ERIC Number: EJ994274
Record Type: Journal
Publication Date: 2012-Sep
Reference Count: 7
Developing Science Education Policies: How Far Is It Evidence-Based?
Oversby, John; McGregor, Deb
Education in Science, n249 p28-29 Sep 2012
Construction of science education policy is, for most practising educators, somewhat shrouded in mist. Policies are currently conveyed by the present Secretary of State with responsibility for education through presentations of governmental papers and curricular documents. While it may seem strange that a politician can be elected one day, and announce policies within days of coming to power, these are often the products of months or years of deliberation beforehand. Core values or educational intentions are usually evident in political manifestos.

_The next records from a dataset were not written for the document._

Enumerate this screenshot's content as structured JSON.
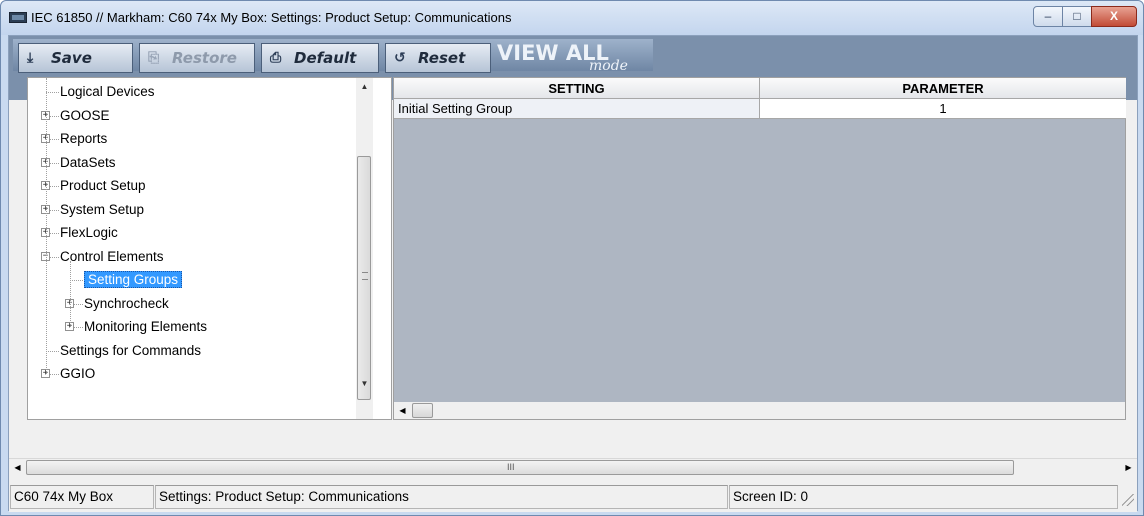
{
  "window": {
    "title": "IEC 61850 // Markham: C60 74x My Box: Settings: Product Setup: Communications",
    "controls": {
      "minimize": "–",
      "maximize": "□",
      "close": "X"
    }
  },
  "toolbar": {
    "save_label": "Save",
    "restore_label": "Restore",
    "default_label": "Default",
    "reset_label": "Reset",
    "viewall_label": "VIEW ALL",
    "viewall_mode": "mode",
    "icons": {
      "save": "save-icon",
      "restore": "restore-icon",
      "default": "default-icon",
      "reset": "reset-icon"
    }
  },
  "tree": {
    "items": [
      {
        "label": "Logical Devices",
        "expander": ""
      },
      {
        "label": "GOOSE",
        "expander": "+"
      },
      {
        "label": "Reports",
        "expander": "+"
      },
      {
        "label": "DataSets",
        "expander": "+"
      },
      {
        "label": "Product Setup",
        "expander": "+"
      },
      {
        "label": "System Setup",
        "expander": "+"
      },
      {
        "label": "FlexLogic",
        "expander": "+"
      },
      {
        "label": "Control Elements",
        "expander": "−"
      },
      {
        "label": "Setting Groups",
        "expander": "",
        "selected": true
      },
      {
        "label": "Synchrocheck",
        "expander": "+"
      },
      {
        "label": "Monitoring Elements",
        "expander": "+"
      },
      {
        "label": "Settings for Commands",
        "expander": ""
      },
      {
        "label": "GGIO",
        "expander": "+"
      }
    ]
  },
  "grid": {
    "columns": [
      "SETTING",
      "PARAMETER"
    ],
    "rows": [
      {
        "setting": "Initial Setting Group",
        "parameter": "1"
      }
    ]
  },
  "statusbar": {
    "device": "C60 74x My Box",
    "path": "Settings: Product Setup: Communications",
    "screen_id": "Screen ID: 0"
  },
  "scrollbar": {
    "grip": "III"
  }
}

These statements of position and intent inform the electorate of carefully crafted policies, intended to highlight potential governmental aims and objectives, at least in the UK system. These often judiciously construed plans represent a careful collation between ideology, evidence (from the UK or international), and appeal for the voters to gather popularity that will secure an elected government. Inevitably, only part of the process is transparent, that for which evidence and debate is in the public domain. Much of the policy formulation is channelled through specialist advisers and civil servants, whose contributions are highly influential, but largely hidden from public view. This article considers information available within the public domain and, as such, therefore only really begins to assess how evidence informs policy-making. It is intended to highlight for readers how far policy appears to be informed by evidence. It should be noted that, whilst this piece draws heavily upon material about education policy in general, that which refers to science education policy specifically is relatively sparse.
Descriptors: Educational Policy, Evidence, Science Education, Values, Foreign Countries, Scientific Concepts, Scientific Literacy, STEM Education, Mathematics Education, Engineering
Association for Science Education. College Lane Hatfield, Herts, AL10 9AA, UK. Tel: +44-1707-283000; Fax: +44-1707-266532; e-mail: email@example.com; Web site: http://www.ase.org.uk
Publication Type: Journal Articles; Reports - Descriptive
Education Level: N/A
Authoring Institution: N/A
Identifiers - Location: United Kingdom
Identifiers - Assessments and Surveys: Program for International Student Assessment; Trends in International Mathematics and Science Study